Efrén Díaz Díaz, The new European Union General Regulation on Data Protection and the legal consequences for institutions, Journal Church, Communication and Culture, 1/2016

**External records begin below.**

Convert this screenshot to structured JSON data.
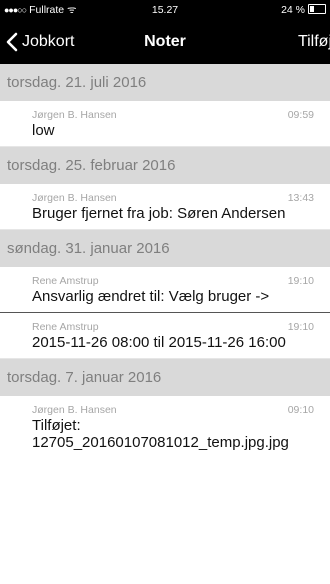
{
  "status_bar": {
    "carrier": "Fullrate",
    "time": "15.27",
    "battery": "24 %"
  },
  "nav": {
    "back_label": "Jobkort",
    "title": "Noter",
    "add_label": "Tilføj"
  },
  "sections": [
    {
      "date": "torsdag. 21. juli 2016",
      "notes": [
        {
          "author": "Jørgen B. Hansen",
          "time": "09:59",
          "text": "low"
        }
      ]
    },
    {
      "date": "torsdag. 25. februar 2016",
      "notes": [
        {
          "author": "Jørgen B. Hansen",
          "time": "13:43",
          "text": "Bruger fjernet fra job: Søren Andersen"
        }
      ]
    },
    {
      "date": "søndag. 31. januar 2016",
      "notes": [
        {
          "author": "Rene Amstrup",
          "time": "19:10",
          "text": "Ansvarlig ændret til: Vælg bruger ->"
        },
        {
          "author": "Rene Amstrup",
          "time": "19:10",
          "text": "2015-11-26 08:00 til 2015-11-26 16:00"
        }
      ]
    },
    {
      "date": "torsdag. 7. januar 2016",
      "notes": [
        {
          "author": "Jørgen B. Hansen",
          "time": "09:10",
          "text": "Tilføjet: 12705_20160107081012_temp.jpg.jpg"
        }
      ]
    }
  ]
}
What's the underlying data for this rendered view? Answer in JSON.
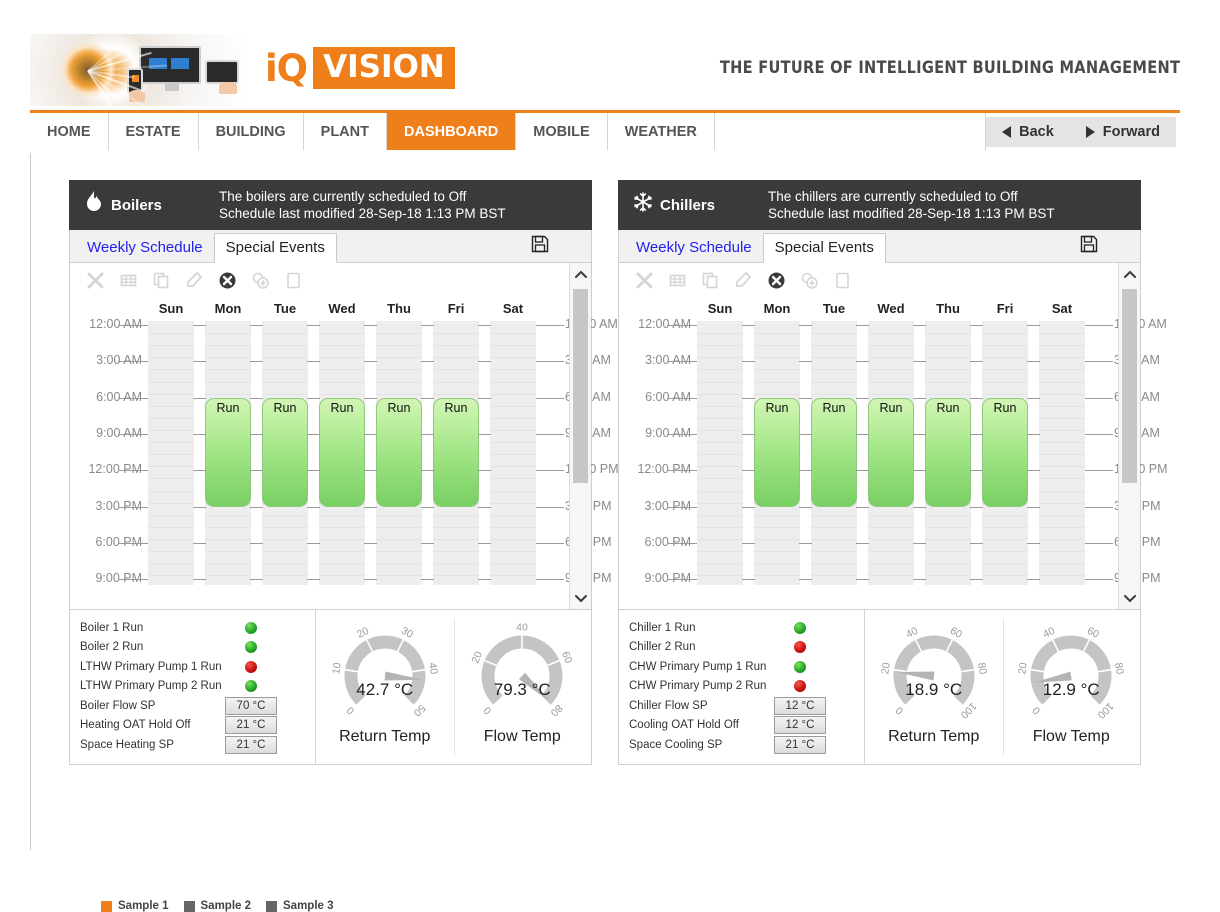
{
  "branding": {
    "logo_iq": "iQ",
    "logo_vision": "VISION",
    "tagline": "THE FUTURE OF INTELLIGENT BUILDING MANAGEMENT",
    "accent_color": "#ee7f1a"
  },
  "nav": {
    "items": [
      {
        "label": "HOME",
        "active": false
      },
      {
        "label": "ESTATE",
        "active": false
      },
      {
        "label": "BUILDING",
        "active": false
      },
      {
        "label": "PLANT",
        "active": false
      },
      {
        "label": "DASHBOARD",
        "active": true
      },
      {
        "label": "MOBILE",
        "active": false
      },
      {
        "label": "WEATHER",
        "active": false
      }
    ],
    "back_label": "Back",
    "forward_label": "Forward"
  },
  "toolbar_icons": [
    {
      "name": "delete-icon",
      "glyph": "✕",
      "active": false
    },
    {
      "name": "grid-icon",
      "glyph": "▦",
      "active": false
    },
    {
      "name": "copy-icon",
      "glyph": "❐",
      "active": false
    },
    {
      "name": "eraser-icon",
      "glyph": "▰",
      "active": false
    },
    {
      "name": "cancel-circle-icon",
      "glyph": "✖",
      "active": true
    },
    {
      "name": "add-circle-icon",
      "glyph": "⊕",
      "active": false
    },
    {
      "name": "paste-icon",
      "glyph": "☐",
      "active": false
    }
  ],
  "schedule": {
    "days": [
      "Sun",
      "Mon",
      "Tue",
      "Wed",
      "Thu",
      "Fri",
      "Sat"
    ],
    "time_labels": [
      "12:00 AM",
      "3:00 AM",
      "6:00 AM",
      "9:00 AM",
      "12:00 PM",
      "3:00 PM",
      "6:00 PM",
      "9:00 PM"
    ],
    "run_label": "Run",
    "run_days": [
      "Mon",
      "Tue",
      "Wed",
      "Thu",
      "Fri"
    ],
    "run_start": "6:00 AM",
    "run_end": "3:00 PM",
    "run_color_top": "#d2f5b4",
    "run_color_bottom": "#79cf64"
  },
  "boilers": {
    "title": "Boilers",
    "icon": "flame-icon",
    "status_line_1": "The boilers are currently scheduled to Off",
    "status_line_2": "Schedule last modified 28-Sep-18 1:13 PM BST",
    "tabs": [
      {
        "label": "Weekly Schedule",
        "active": true
      },
      {
        "label": "Special Events",
        "active": false
      }
    ],
    "save_icon": "save-disk-icon",
    "points": [
      {
        "label": "Boiler 1 Run",
        "type": "led",
        "state": "on"
      },
      {
        "label": "Boiler 2 Run",
        "type": "led",
        "state": "on"
      },
      {
        "label": "LTHW Primary Pump 1 Run",
        "type": "led",
        "state": "off"
      },
      {
        "label": "LTHW Primary Pump 2 Run",
        "type": "led",
        "state": "on"
      },
      {
        "label": "Boiler Flow SP",
        "type": "value",
        "value": "70 °C"
      },
      {
        "label": "Heating OAT Hold Off",
        "type": "value",
        "value": "21 °C"
      },
      {
        "label": "Space Heating SP",
        "type": "value",
        "value": "21 °C"
      }
    ],
    "gauges": [
      {
        "label": "Return Temp",
        "value": 42.7,
        "display": "42.7 °C",
        "min": 0,
        "max": 50,
        "ticks": [
          "0",
          "10",
          "20",
          "30",
          "40",
          "50"
        ]
      },
      {
        "label": "Flow Temp",
        "value": 79.3,
        "display": "79.3 °C",
        "min": 0,
        "max": 80,
        "ticks": [
          "0",
          "20",
          "40",
          "60",
          "80"
        ]
      }
    ]
  },
  "chillers": {
    "title": "Chillers",
    "icon": "snowflake-icon",
    "status_line_1": "The chillers are currently scheduled to Off",
    "status_line_2": "Schedule last modified 28-Sep-18 1:13 PM BST",
    "tabs": [
      {
        "label": "Weekly Schedule",
        "active": true
      },
      {
        "label": "Special Events",
        "active": false
      }
    ],
    "save_icon": "save-disk-icon",
    "points": [
      {
        "label": "Chiller 1 Run",
        "type": "led",
        "state": "on"
      },
      {
        "label": "Chiller 2 Run",
        "type": "led",
        "state": "off"
      },
      {
        "label": "CHW Primary Pump 1 Run",
        "type": "led",
        "state": "on"
      },
      {
        "label": "CHW Primary Pump 2 Run",
        "type": "led",
        "state": "off"
      },
      {
        "label": "Chiller Flow SP",
        "type": "value",
        "value": "12 °C"
      },
      {
        "label": "Cooling OAT Hold Off",
        "type": "value",
        "value": "12 °C"
      },
      {
        "label": "Space Cooling SP",
        "type": "value",
        "value": "21 °C"
      }
    ],
    "gauges": [
      {
        "label": "Return Temp",
        "value": 18.9,
        "display": "18.9 °C",
        "min": 0,
        "max": 100,
        "ticks": [
          "0",
          "20",
          "40",
          "60",
          "80",
          "100"
        ]
      },
      {
        "label": "Flow Temp",
        "value": 12.9,
        "display": "12.9 °C",
        "min": 0,
        "max": 100,
        "ticks": [
          "0",
          "20",
          "40",
          "60",
          "80",
          "100"
        ]
      }
    ]
  },
  "legend": [
    {
      "label": "Sample 1",
      "color": "#ee7f1a"
    },
    {
      "label": "Sample 2",
      "color": "#666666"
    },
    {
      "label": "Sample 3",
      "color": "#666666"
    }
  ]
}
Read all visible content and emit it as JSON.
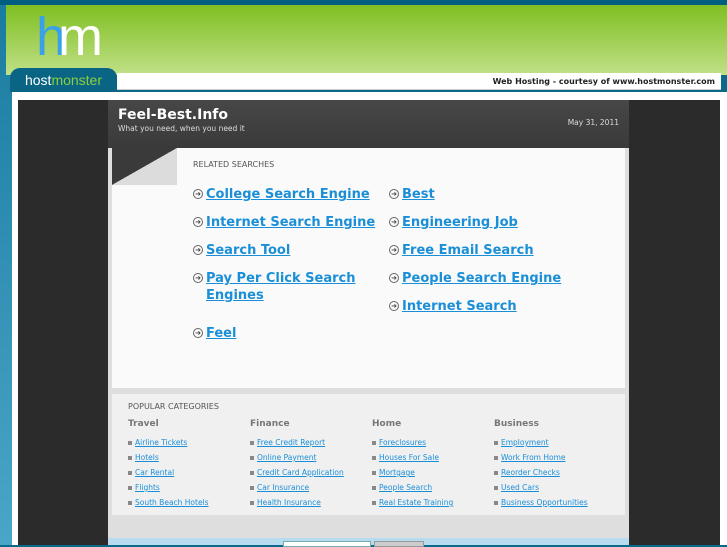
{
  "hosting_bar": {
    "logo_prefix": "host",
    "logo_suffix": "monster",
    "credit": "Web Hosting - courtesy of www.hostmonster.com"
  },
  "site": {
    "title": "Feel-Best.Info",
    "tagline": "What you need, when you need it",
    "date": "May 31, 2011"
  },
  "related": {
    "title": "RELATED SEARCHES",
    "left": [
      "College Search Engine",
      "Internet Search Engine",
      "Search Tool",
      "Pay Per Click Search Engines",
      "Feel"
    ],
    "right": [
      "Best",
      "Engineering Job",
      "Free Email Search",
      "People Search Engine",
      "Internet Search"
    ]
  },
  "popular": {
    "title": "POPULAR CATEGORIES",
    "columns": [
      {
        "heading": "Travel",
        "links": [
          "Airline Tickets",
          "Hotels",
          "Car Rental",
          "Flights",
          "South Beach Hotels"
        ]
      },
      {
        "heading": "Finance",
        "links": [
          "Free Credit Report",
          "Online Payment",
          "Credit Card Application",
          "Car Insurance",
          "Health Insurance"
        ]
      },
      {
        "heading": "Home",
        "links": [
          "Foreclosures",
          "Houses For Sale",
          "Mortgage",
          "People Search",
          "Real Estate Training"
        ]
      },
      {
        "heading": "Business",
        "links": [
          "Employment",
          "Work From Home",
          "Reorder Checks",
          "Used Cars",
          "Business Opportunities"
        ]
      }
    ]
  },
  "colors": {
    "link": "#1a8fd8",
    "header_green": "#7fbf22",
    "brand_teal": "#0a6585"
  }
}
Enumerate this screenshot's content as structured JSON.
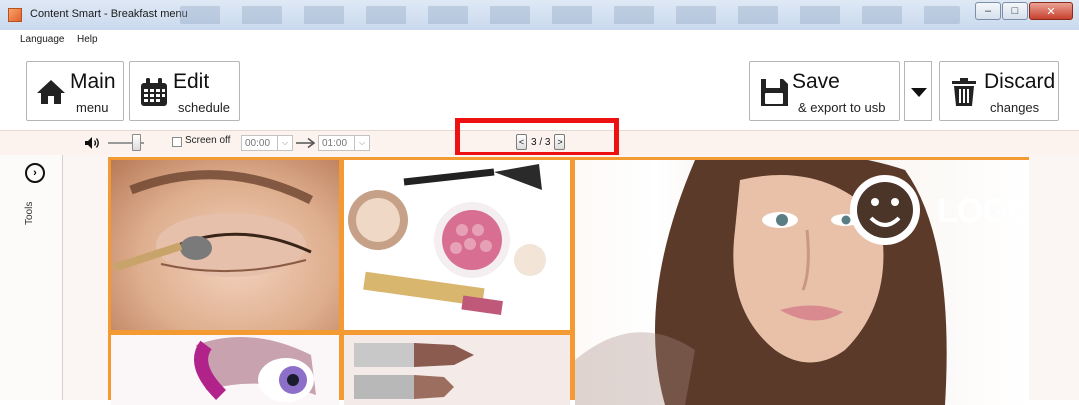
{
  "window": {
    "title": "Content Smart - Breakfast menu",
    "controls": {
      "minimize": "–",
      "maximize": "□",
      "close": "✕"
    }
  },
  "menubar": {
    "items": [
      "Language",
      "Help"
    ]
  },
  "toolbar": {
    "main_menu": {
      "title": "Main",
      "subtitle": "menu",
      "icon": "home-icon"
    },
    "edit_schedule": {
      "title": "Edit",
      "subtitle": "schedule",
      "icon": "calendar-icon"
    },
    "save": {
      "title": "Save",
      "subtitle": "& export to usb",
      "icon": "floppy-disk-icon"
    },
    "save_dropdown": {
      "icon": "chevron-down-icon"
    },
    "discard": {
      "title": "Discard",
      "subtitle": "changes",
      "icon": "trash-icon"
    }
  },
  "options": {
    "volume_icon": "speaker-icon",
    "volume_level": 0.8,
    "screen_off_label": "Screen off",
    "screen_off_checked": false,
    "time_from": "00:00",
    "time_to": "01:00",
    "arrow_icon": "right-arrow-icon",
    "pager": {
      "prev": "<",
      "text": "3 / 3",
      "next": ">"
    }
  },
  "tools": {
    "label": "Tools",
    "icon": "expand-chevron-icon"
  },
  "canvas": {
    "border_color": "#f39a32",
    "logo_text": "LOGO",
    "highlight_color": "#ee1111"
  }
}
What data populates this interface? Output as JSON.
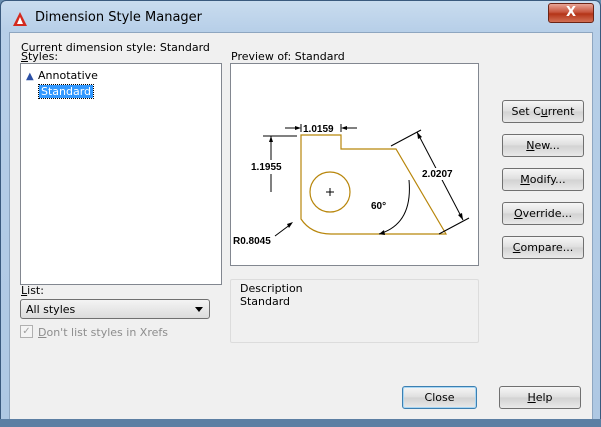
{
  "window": {
    "title": "Dimension Style Manager",
    "close_symbol": "X"
  },
  "current_style": {
    "label": "Current dimension style: Standard"
  },
  "styles": {
    "label_prefix": "",
    "label_accel": "S",
    "label_rest": "tyles:",
    "items": [
      {
        "label": "Annotative",
        "icon": "annotative-icon"
      },
      {
        "label": "Standard",
        "selected": true
      }
    ]
  },
  "preview": {
    "label": "Preview of: Standard",
    "dims": {
      "top": "1.0159",
      "left": "1.1955",
      "slant": "2.0207",
      "angle": "60°",
      "radius": "R0.8045"
    },
    "line_color": "#b8860b"
  },
  "list": {
    "label_accel": "L",
    "label_rest": "ist:",
    "selected": "All styles"
  },
  "xrefs_checkbox": {
    "checked": true,
    "label_accel": "D",
    "label_rest": "on't list styles in Xrefs"
  },
  "description": {
    "title": "Description",
    "text": "Standard"
  },
  "buttons": {
    "set_current_pre": "Set C",
    "set_current_accel": "u",
    "set_current_post": "rrent",
    "new_accel": "N",
    "new_rest": "ew...",
    "modify_accel": "M",
    "modify_rest": "odify...",
    "override_accel": "O",
    "override_rest": "verride...",
    "compare_accel": "C",
    "compare_rest": "ompare...",
    "close": "Close",
    "help_accel": "H",
    "help_rest": "elp"
  }
}
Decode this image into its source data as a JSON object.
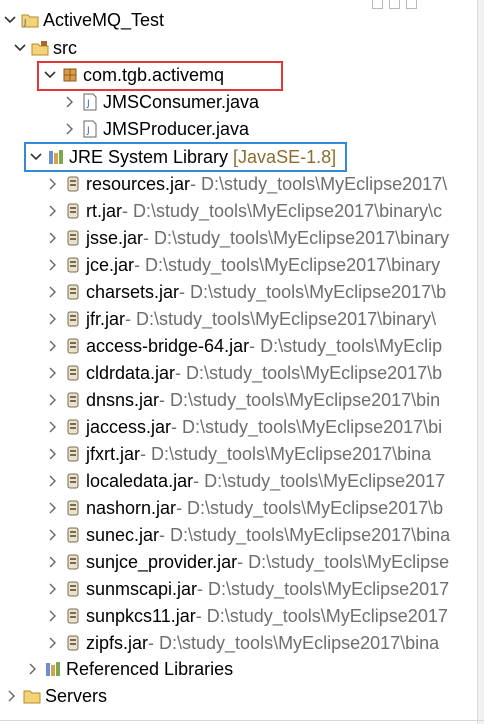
{
  "tree": {
    "project": {
      "label": "ActiveMQ_Test",
      "icon": "java-project-icon"
    },
    "src": {
      "label": "src",
      "icon": "source-folder-icon"
    },
    "package": {
      "label": "com.tgb.activemq",
      "icon": "package-icon"
    },
    "files": [
      {
        "label": "JMSConsumer.java",
        "icon": "java-file-icon"
      },
      {
        "label": "JMSProducer.java",
        "icon": "java-file-icon"
      }
    ],
    "jre": {
      "label": "JRE System Library",
      "decoration": "[JavaSE-1.8]",
      "icon": "library-icon"
    },
    "jars": [
      {
        "label": "resources.jar",
        "path": " - D:\\study_tools\\MyEclipse2017\\"
      },
      {
        "label": "rt.jar",
        "path": " - D:\\study_tools\\MyEclipse2017\\binary\\c"
      },
      {
        "label": "jsse.jar",
        "path": " - D:\\study_tools\\MyEclipse2017\\binary"
      },
      {
        "label": "jce.jar",
        "path": " - D:\\study_tools\\MyEclipse2017\\binary"
      },
      {
        "label": "charsets.jar",
        "path": " - D:\\study_tools\\MyEclipse2017\\b"
      },
      {
        "label": "jfr.jar",
        "path": " - D:\\study_tools\\MyEclipse2017\\binary\\"
      },
      {
        "label": "access-bridge-64.jar",
        "path": " - D:\\study_tools\\MyEclip"
      },
      {
        "label": "cldrdata.jar",
        "path": " - D:\\study_tools\\MyEclipse2017\\b"
      },
      {
        "label": "dnsns.jar",
        "path": " - D:\\study_tools\\MyEclipse2017\\bin"
      },
      {
        "label": "jaccess.jar",
        "path": " - D:\\study_tools\\MyEclipse2017\\bi"
      },
      {
        "label": "jfxrt.jar",
        "path": " - D:\\study_tools\\MyEclipse2017\\bina"
      },
      {
        "label": "localedata.jar",
        "path": " - D:\\study_tools\\MyEclipse2017"
      },
      {
        "label": "nashorn.jar",
        "path": " - D:\\study_tools\\MyEclipse2017\\b"
      },
      {
        "label": "sunec.jar",
        "path": " - D:\\study_tools\\MyEclipse2017\\bina"
      },
      {
        "label": "sunjce_provider.jar",
        "path": " - D:\\study_tools\\MyEclipse"
      },
      {
        "label": "sunmscapi.jar",
        "path": " - D:\\study_tools\\MyEclipse2017"
      },
      {
        "label": "sunpkcs11.jar",
        "path": " - D:\\study_tools\\MyEclipse2017"
      },
      {
        "label": "zipfs.jar",
        "path": " - D:\\study_tools\\MyEclipse2017\\bina"
      }
    ],
    "referenced": {
      "label": "Referenced Libraries",
      "icon": "referenced-libraries-icon"
    },
    "servers": {
      "label": "Servers",
      "icon": "folder-icon"
    }
  },
  "colors": {
    "highlight_red": "#e03838",
    "highlight_blue": "#2f8bd8",
    "path_gray": "#6e6e6e",
    "decoration": "#8a6d2f"
  }
}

The aim of this study is to set out the new legal framework that has appeared in the European Union following the repealing of the 1995 European Directive on Data Protection on approving the new and significant General Data Protection Regulation (GDPR). This study provides an overview and a more detailed examination of the topic, based on an analysis of the legal framework established by the Directive in 1995 and the regulation proposals of 2012 that emerged in Europe and in the United States, followed by a study of the principal reforms contained in the GDPR of 2016. The study is concluded by identifying the most significant practical applications. The GDPR implies very important new rules that will be applied across the EU and that will directly affect every Member State. Furthermore, its aim is to overcome the existing fragmented regulations and to modernise the principles of privacy in the European Union. The practical and social implications of the GDPR are very significant, as it constitutes a single and updated set of rules applicable in the whole of the EU and for all the data processing of European citizens. It seeks to avoid the fragmentation of the EU market and to facilitate cross-border business and corporate activity, the free circulation of personal data and a greater guarantee of the fundamental rights and freedoms of European citizens. In the interest of European citizens, it regulates the rights to access, rectify, delete and object and it recognises two new rights: to be digitally forgotten and data portability.